What this task involves: Each entry must be output once more without any change.

■ ■ ■ ■ ■

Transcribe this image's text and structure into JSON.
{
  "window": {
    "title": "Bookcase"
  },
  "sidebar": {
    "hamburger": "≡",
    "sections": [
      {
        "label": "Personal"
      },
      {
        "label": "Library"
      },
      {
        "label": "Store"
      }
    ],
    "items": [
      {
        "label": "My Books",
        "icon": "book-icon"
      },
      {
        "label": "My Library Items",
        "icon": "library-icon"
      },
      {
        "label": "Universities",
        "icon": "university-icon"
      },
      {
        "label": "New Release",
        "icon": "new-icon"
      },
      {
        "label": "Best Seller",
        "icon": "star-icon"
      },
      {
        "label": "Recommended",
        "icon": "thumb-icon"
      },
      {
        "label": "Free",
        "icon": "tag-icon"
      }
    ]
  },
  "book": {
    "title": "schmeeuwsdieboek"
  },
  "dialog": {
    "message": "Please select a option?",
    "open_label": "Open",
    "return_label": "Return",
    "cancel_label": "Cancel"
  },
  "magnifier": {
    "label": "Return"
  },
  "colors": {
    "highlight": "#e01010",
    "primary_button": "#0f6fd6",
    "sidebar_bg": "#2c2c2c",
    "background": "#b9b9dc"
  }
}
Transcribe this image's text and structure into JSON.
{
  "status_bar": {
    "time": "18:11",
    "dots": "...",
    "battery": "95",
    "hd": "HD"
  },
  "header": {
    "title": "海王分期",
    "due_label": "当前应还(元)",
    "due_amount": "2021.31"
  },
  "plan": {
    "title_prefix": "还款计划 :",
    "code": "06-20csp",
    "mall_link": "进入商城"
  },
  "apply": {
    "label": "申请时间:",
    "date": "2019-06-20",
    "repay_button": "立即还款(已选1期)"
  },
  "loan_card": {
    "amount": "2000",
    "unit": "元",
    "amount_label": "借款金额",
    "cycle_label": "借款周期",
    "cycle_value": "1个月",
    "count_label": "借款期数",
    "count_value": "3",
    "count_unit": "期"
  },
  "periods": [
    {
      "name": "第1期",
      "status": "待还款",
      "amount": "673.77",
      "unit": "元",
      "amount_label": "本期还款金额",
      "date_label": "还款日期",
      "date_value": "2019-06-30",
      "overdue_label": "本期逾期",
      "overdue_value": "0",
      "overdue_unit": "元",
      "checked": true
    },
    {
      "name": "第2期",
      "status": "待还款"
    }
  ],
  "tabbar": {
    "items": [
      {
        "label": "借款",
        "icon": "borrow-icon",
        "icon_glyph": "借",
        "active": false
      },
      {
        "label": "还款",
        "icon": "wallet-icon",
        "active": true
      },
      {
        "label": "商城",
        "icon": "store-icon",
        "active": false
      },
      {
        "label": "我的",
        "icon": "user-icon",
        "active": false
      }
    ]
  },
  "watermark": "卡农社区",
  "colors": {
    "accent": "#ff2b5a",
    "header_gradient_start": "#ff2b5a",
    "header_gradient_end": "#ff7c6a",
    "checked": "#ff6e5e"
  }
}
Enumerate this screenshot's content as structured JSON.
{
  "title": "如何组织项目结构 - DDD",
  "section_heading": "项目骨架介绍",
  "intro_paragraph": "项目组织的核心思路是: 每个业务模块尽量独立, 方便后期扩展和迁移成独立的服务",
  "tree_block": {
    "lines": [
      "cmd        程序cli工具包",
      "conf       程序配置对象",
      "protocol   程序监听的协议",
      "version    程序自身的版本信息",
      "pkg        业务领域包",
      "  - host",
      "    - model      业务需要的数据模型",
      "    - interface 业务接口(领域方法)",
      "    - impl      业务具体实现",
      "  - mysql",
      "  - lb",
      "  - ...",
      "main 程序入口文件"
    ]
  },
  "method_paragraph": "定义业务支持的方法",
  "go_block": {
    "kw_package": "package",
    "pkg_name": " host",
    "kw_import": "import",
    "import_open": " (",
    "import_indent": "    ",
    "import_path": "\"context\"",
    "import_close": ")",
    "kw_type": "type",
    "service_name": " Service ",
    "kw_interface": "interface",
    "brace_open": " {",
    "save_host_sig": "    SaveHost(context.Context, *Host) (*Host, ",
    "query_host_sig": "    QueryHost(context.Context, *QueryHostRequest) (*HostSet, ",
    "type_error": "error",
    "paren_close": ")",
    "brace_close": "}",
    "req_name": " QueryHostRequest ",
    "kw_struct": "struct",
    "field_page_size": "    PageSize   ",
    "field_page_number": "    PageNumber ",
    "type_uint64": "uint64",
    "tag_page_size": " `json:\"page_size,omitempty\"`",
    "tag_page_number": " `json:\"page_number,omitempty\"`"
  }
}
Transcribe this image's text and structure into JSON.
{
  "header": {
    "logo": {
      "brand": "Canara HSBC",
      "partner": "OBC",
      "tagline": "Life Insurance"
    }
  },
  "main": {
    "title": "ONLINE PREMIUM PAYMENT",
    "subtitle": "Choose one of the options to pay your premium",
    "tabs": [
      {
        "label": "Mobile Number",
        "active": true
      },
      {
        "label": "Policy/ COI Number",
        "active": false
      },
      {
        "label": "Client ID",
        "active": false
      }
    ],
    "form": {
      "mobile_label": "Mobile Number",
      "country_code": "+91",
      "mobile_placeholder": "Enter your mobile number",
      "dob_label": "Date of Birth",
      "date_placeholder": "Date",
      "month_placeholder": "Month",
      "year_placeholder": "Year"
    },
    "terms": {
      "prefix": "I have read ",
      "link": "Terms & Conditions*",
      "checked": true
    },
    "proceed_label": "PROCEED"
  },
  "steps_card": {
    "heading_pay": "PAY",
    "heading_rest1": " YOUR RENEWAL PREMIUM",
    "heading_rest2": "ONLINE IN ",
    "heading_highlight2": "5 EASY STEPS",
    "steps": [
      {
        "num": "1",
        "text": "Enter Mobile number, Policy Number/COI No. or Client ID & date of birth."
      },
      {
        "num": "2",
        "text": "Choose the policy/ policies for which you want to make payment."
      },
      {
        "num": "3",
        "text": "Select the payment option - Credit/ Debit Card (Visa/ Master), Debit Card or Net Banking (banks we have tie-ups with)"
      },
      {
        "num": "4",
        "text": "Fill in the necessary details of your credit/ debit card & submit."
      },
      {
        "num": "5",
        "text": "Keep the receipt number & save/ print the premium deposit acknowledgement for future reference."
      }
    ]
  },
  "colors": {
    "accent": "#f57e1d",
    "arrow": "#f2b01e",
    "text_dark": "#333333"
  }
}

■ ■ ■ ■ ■

Expected output:
Transcribe this image's text and structure into JSON.
{
  "window": {
    "title": "Bookcase"
  },
  "sidebar": {
    "hamburger": "≡",
    "sections": [
      {
        "label": "Personal"
      },
      {
        "label": "Library"
      },
      {
        "label": "Store"
      }
    ],
    "items": [
      {
        "label": "My Books",
        "icon": "book-icon"
      },
      {
        "label": "My Library Items",
        "icon": "library-icon"
      },
      {
        "label": "Universities",
        "icon": "university-icon"
      },
      {
        "label": "New Release",
        "icon": "new-icon"
      },
      {
        "label": "Best Seller",
        "icon": "star-icon"
      },
      {
        "label": "Recommended",
        "icon": "thumb-icon"
      },
      {
        "label": "Free",
        "icon": "tag-icon"
      }
    ]
  },
  "book": {
    "title": "schmeeuwsdieboek"
  },
  "dialog": {
    "message": "Please select a option?",
    "open_label": "Open",
    "return_label": "Return",
    "cancel_label": "Cancel"
  },
  "magnifier": {
    "label": "Return"
  },
  "colors": {
    "highlight": "#e01010",
    "primary_button": "#0f6fd6",
    "sidebar_bg": "#2c2c2c",
    "background": "#b9b9dc"
  }
}
Transcribe this image's text and structure into JSON.
{
  "status_bar": {
    "time": "18:11",
    "dots": "...",
    "battery": "95",
    "hd": "HD"
  },
  "header": {
    "title": "海王分期",
    "due_label": "当前应还(元)",
    "due_amount": "2021.31"
  },
  "plan": {
    "title_prefix": "还款计划 :",
    "code": "06-20csp",
    "mall_link": "进入商城"
  },
  "apply": {
    "label": "申请时间:",
    "date": "2019-06-20",
    "repay_button": "立即还款(已选1期)"
  },
  "loan_card": {
    "amount": "2000",
    "unit": "元",
    "amount_label": "借款金额",
    "cycle_label": "借款周期",
    "cycle_value": "1个月",
    "count_label": "借款期数",
    "count_value": "3",
    "count_unit": "期"
  },
  "periods": [
    {
      "name": "第1期",
      "status": "待还款",
      "amount": "673.77",
      "unit": "元",
      "amount_label": "本期还款金额",
      "date_label": "还款日期",
      "date_value": "2019-06-30",
      "overdue_label": "本期逾期",
      "overdue_value": "0",
      "overdue_unit": "元",
      "checked": true
    },
    {
      "name": "第2期",
      "status": "待还款"
    }
  ],
  "tabbar": {
    "items": [
      {
        "label": "借款",
        "icon": "borrow-icon",
        "icon_glyph": "借",
        "active": false
      },
      {
        "label": "还款",
        "icon": "wallet-icon",
        "active": true
      },
      {
        "label": "商城",
        "icon": "store-icon",
        "active": false
      },
      {
        "label": "我的",
        "icon": "user-icon",
        "active": false
      }
    ]
  },
  "watermark": "卡农社区",
  "colors": {
    "accent": "#ff2b5a",
    "header_gradient_start": "#ff2b5a",
    "header_gradient_end": "#ff7c6a",
    "checked": "#ff6e5e"
  }
}
Enumerate this screenshot's content as structured JSON.
{
  "title": "如何组织项目结构 - DDD",
  "section_heading": "项目骨架介绍",
  "intro_paragraph": "项目组织的核心思路是: 每个业务模块尽量独立, 方便后期扩展和迁移成独立的服务",
  "tree_block": {
    "lines": [
      "cmd        程序cli工具包",
      "conf       程序配置对象",
      "protocol   程序监听的协议",
      "version    程序自身的版本信息",
      "pkg        业务领域包",
      "  - host",
      "    - model      业务需要的数据模型",
      "    - interface 业务接口(领域方法)",
      "    - impl      业务具体实现",
      "  - mysql",
      "  - lb",
      "  - ...",
      "main 程序入口文件"
    ]
  },
  "method_paragraph": "定义业务支持的方法",
  "go_block": {
    "kw_package": "package",
    "pkg_name": " host",
    "kw_import": "import",
    "import_open": " (",
    "import_indent": "    ",
    "import_path": "\"context\"",
    "import_close": ")",
    "kw_type": "type",
    "service_name": " Service ",
    "kw_interface": "interface",
    "brace_open": " {",
    "save_host_sig": "    SaveHost(context.Context, *Host) (*Host, ",
    "query_host_sig": "    QueryHost(context.Context, *QueryHostRequest) (*HostSet, ",
    "type_error": "error",
    "paren_close": ")",
    "brace_close": "}",
    "req_name": " QueryHostRequest ",
    "kw_struct": "struct",
    "field_page_size": "    PageSize   ",
    "field_page_number": "    PageNumber ",
    "type_uint64": "uint64",
    "tag_page_size": " `json:\"page_size,omitempty\"`",
    "tag_page_number": " `json:\"page_number,omitempty\"`"
  }
}
Transcribe this image's text and structure into JSON.
{
  "header": {
    "logo": {
      "brand": "Canara HSBC",
      "partner": "OBC",
      "tagline": "Life Insurance"
    }
  },
  "main": {
    "title": "ONLINE PREMIUM PAYMENT",
    "subtitle": "Choose one of the options to pay your premium",
    "tabs": [
      {
        "label": "Mobile Number",
        "active": true
      },
      {
        "label": "Policy/ COI Number",
        "active": false
      },
      {
        "label": "Client ID",
        "active": false
      }
    ],
    "form": {
      "mobile_label": "Mobile Number",
      "country_code": "+91",
      "mobile_placeholder": "Enter your mobile number",
      "dob_label": "Date of Birth",
      "date_placeholder": "Date",
      "month_placeholder": "Month",
      "year_placeholder": "Year"
    },
    "terms": {
      "prefix": "I have read ",
      "link": "Terms & Conditions*",
      "checked": true
    },
    "proceed_label": "PROCEED"
  },
  "steps_card": {
    "heading_pay": "PAY",
    "heading_rest1": " YOUR RENEWAL PREMIUM",
    "heading_rest2": "ONLINE IN ",
    "heading_highlight2": "5 EASY STEPS",
    "steps": [
      {
        "num": "1",
        "text": "Enter Mobile number, Policy Number/COI No. or Client ID & date of birth."
      },
      {
        "num": "2",
        "text": "Choose the policy/ policies for which you want to make payment."
      },
      {
        "num": "3",
        "text": "Select the payment option - Credit/ Debit Card (Visa/ Master), Debit Card or Net Banking (banks we have tie-ups with)"
      },
      {
        "num": "4",
        "text": "Fill in the necessary details of your credit/ debit card & submit."
      },
      {
        "num": "5",
        "text": "Keep the receipt number & save/ print the premium deposit acknowledgement for future reference."
      }
    ]
  },
  "colors": {
    "accent": "#f57e1d",
    "arrow": "#f2b01e",
    "text_dark": "#333333"
  }
}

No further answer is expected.